Franklin Roosevelt, Condoleezza Rice, Lance Armstrong, Frank Sinatra and Elvis Presley are just a few of those people. I don’t think of them bossy or selfish, and they certainly don’t seem maladjusted. Lance and Elvis might be a little weird, but I doubt that has anything to do with being only children. Then again, I’m probably a little biased because I’m also an only child.
Inevitably, several times a year I’ll have to introduce myself and share an interesting fact. I must not be a very interesting person because I can never think of anything. I used to offer up the fact that I’m an only child, but decided that needed to stop because as soon as people discovered that I didn’t have any siblings they began to make assumptions. People who already knew me would say, “Really Katie, you don’t have any brothers or sisters? You don’t seem like an only child.”
I take that as a compliment. Only children are obviously spoiled. Their parents have only one kid to spend all their hard earned money on, but that doesn’t automatically make us all brats or make our parents incredibly wealthy. My parents expected me to make my own money so as soon as I turned 16, I got a job.
I’ll admit, I wasn’t always great at sharing, but when I was born my parents both worked full-time, so I started attending daycare when I was only five-weeks-old. This meant that every day I was surrounded by at least ten kids and had to share everything from snacks to building blocks.
But here is the really big news, it turns out I’m not the only single child who turned out all right. In fact, the whole notion of us being bossy and maladjusted began in 1896 with a study conducted by Granville Stanley Hall. He gave us a bad name and called our only child lifestyle a “disease.”
Toni Falbo, a professor of educational psychology and sociology at the University of Texas at Austin, is also an only child and read Hall’s studies. Then she decided to begin conducting a little research of her own. According to Time Magazine, she and colleague Denise Polit conducted a meta-analysis of 115 studies of only children. They looked at how the children learned to adjust, build character, become social, perform in school, and their overall intelligence. And the results, well they say that only children “aren’t measurably different from other kids — except that they, along with firstborns and people who have only one sibling, score higher in measures of intelligence and achievement.”
So it looks like the stereotypes are somewhat accurate. We might be kind of weird and different, but that isn’t a negative, and along with firstborns, we are apparently more intelligent.
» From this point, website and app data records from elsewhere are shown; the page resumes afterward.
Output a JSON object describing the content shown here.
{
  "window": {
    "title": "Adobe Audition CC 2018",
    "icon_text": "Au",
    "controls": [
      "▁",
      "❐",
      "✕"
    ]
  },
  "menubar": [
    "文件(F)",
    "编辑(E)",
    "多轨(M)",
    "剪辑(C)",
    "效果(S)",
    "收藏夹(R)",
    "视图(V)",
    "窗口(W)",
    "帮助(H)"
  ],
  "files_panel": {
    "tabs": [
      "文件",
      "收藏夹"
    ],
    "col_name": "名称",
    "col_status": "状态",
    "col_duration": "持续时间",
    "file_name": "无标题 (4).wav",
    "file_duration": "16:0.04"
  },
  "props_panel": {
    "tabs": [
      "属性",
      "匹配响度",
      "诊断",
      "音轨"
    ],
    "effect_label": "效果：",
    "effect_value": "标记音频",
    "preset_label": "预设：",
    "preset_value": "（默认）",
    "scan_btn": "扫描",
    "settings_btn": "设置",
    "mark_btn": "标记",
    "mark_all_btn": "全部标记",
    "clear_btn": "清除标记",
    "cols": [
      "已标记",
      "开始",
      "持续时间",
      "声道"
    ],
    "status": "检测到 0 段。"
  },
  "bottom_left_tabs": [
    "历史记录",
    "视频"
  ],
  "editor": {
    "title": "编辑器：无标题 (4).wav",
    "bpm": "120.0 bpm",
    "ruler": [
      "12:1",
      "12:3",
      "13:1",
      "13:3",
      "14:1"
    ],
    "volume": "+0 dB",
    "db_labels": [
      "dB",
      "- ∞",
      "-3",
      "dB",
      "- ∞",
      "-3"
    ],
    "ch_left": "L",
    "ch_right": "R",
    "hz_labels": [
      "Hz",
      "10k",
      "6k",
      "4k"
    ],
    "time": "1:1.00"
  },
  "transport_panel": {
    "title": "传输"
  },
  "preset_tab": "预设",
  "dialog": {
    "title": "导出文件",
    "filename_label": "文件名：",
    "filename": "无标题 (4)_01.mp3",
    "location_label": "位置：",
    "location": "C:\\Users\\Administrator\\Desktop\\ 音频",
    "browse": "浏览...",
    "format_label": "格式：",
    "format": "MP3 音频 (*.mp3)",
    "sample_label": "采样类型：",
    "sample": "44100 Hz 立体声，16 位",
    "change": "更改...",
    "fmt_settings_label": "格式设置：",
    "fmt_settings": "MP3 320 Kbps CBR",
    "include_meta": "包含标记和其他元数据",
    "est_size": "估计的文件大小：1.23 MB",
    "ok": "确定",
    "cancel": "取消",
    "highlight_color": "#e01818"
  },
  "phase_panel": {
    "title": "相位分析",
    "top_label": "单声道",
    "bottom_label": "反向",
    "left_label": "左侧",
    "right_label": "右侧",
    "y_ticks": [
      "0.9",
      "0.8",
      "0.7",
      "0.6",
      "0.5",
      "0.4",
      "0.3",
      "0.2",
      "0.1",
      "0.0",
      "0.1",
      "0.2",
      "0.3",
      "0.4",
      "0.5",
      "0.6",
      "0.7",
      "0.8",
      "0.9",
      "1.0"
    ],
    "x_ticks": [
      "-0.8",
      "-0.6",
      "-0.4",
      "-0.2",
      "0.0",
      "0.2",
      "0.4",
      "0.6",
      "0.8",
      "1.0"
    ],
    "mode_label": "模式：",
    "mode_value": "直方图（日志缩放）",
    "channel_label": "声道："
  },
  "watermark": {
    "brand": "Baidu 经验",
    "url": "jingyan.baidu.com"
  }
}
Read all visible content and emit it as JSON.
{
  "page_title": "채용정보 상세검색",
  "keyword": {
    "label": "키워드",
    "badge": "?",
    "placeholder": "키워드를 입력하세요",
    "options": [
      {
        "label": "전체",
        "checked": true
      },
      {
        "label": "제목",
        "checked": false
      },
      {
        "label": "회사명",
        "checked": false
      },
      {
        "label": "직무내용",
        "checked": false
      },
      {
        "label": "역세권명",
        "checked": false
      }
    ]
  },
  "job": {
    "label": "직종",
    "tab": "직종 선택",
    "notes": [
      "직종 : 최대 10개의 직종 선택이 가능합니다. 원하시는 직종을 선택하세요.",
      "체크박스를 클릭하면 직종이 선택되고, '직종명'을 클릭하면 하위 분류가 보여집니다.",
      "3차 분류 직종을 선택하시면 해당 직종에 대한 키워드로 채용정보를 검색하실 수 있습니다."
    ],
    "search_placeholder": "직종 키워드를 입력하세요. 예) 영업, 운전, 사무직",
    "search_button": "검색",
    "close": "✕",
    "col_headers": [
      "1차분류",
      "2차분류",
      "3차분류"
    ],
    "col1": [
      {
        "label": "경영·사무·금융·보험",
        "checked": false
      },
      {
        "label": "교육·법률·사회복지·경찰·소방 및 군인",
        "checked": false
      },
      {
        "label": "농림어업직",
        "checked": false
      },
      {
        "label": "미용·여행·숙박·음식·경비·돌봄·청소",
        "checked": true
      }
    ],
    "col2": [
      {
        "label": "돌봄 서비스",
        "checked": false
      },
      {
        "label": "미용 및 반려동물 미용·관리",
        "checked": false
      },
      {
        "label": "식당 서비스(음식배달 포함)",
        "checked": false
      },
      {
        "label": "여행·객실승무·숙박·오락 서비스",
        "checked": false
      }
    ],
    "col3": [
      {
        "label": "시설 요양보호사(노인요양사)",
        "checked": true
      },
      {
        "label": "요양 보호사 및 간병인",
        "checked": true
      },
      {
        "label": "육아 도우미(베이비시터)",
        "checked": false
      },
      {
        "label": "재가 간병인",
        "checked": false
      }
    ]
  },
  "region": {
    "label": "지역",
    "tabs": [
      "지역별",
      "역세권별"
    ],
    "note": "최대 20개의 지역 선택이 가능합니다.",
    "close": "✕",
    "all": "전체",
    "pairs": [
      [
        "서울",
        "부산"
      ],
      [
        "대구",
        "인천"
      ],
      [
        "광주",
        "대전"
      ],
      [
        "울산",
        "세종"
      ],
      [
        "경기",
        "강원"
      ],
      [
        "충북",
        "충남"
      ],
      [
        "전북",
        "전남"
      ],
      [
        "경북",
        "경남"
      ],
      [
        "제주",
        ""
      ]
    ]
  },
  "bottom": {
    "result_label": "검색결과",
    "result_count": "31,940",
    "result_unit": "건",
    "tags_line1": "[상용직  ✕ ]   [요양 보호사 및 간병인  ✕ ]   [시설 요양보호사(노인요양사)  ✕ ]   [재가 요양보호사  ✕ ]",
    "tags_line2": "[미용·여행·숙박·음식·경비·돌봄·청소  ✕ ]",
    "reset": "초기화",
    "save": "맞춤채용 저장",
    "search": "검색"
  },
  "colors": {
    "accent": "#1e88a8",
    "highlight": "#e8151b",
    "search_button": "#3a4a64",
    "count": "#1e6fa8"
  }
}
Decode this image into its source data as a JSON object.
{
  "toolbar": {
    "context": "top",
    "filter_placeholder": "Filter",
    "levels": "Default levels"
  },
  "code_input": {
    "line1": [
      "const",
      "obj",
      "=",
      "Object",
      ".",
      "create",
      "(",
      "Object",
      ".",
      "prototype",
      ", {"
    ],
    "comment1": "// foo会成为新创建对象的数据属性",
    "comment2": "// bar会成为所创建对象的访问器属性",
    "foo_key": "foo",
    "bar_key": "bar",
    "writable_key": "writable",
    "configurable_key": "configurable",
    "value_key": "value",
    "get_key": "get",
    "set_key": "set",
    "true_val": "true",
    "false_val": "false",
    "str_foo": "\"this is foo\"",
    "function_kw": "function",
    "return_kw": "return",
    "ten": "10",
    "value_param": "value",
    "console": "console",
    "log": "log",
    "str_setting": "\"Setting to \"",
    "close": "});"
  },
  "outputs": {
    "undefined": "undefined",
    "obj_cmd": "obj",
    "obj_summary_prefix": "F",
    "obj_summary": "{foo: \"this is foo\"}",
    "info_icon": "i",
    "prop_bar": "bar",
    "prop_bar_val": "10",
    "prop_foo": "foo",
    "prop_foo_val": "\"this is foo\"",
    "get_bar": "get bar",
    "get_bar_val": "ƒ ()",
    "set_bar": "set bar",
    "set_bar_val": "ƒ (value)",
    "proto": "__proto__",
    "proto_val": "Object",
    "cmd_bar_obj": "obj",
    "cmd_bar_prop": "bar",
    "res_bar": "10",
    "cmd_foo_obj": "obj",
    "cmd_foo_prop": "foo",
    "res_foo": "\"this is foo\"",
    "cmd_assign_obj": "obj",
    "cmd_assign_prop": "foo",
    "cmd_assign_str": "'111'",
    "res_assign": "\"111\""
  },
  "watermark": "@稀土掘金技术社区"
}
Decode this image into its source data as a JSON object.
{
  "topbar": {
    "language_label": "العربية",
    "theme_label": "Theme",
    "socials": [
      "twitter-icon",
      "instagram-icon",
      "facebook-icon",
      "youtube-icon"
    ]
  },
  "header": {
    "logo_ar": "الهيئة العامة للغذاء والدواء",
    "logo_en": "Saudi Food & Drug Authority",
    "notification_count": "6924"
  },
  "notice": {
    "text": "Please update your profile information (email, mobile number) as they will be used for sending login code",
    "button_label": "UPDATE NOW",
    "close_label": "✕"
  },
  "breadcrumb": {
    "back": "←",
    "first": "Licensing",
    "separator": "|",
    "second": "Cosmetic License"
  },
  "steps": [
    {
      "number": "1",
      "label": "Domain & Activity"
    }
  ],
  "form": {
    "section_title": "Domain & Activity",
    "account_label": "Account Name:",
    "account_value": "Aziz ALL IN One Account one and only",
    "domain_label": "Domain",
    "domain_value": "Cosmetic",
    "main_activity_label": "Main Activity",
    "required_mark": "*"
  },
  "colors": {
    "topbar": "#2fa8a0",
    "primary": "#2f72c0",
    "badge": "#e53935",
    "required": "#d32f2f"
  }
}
This is not to say that only children are better. I’m sure Jon and Kate Gosselin would want to contest that statement. I just want you to know that yes, we’re spoiled. However, if we’re weird or maladjusted it has little to do with being an only child and let’s be honest, everyone is a little selfish and bossy no matter how many siblings you have.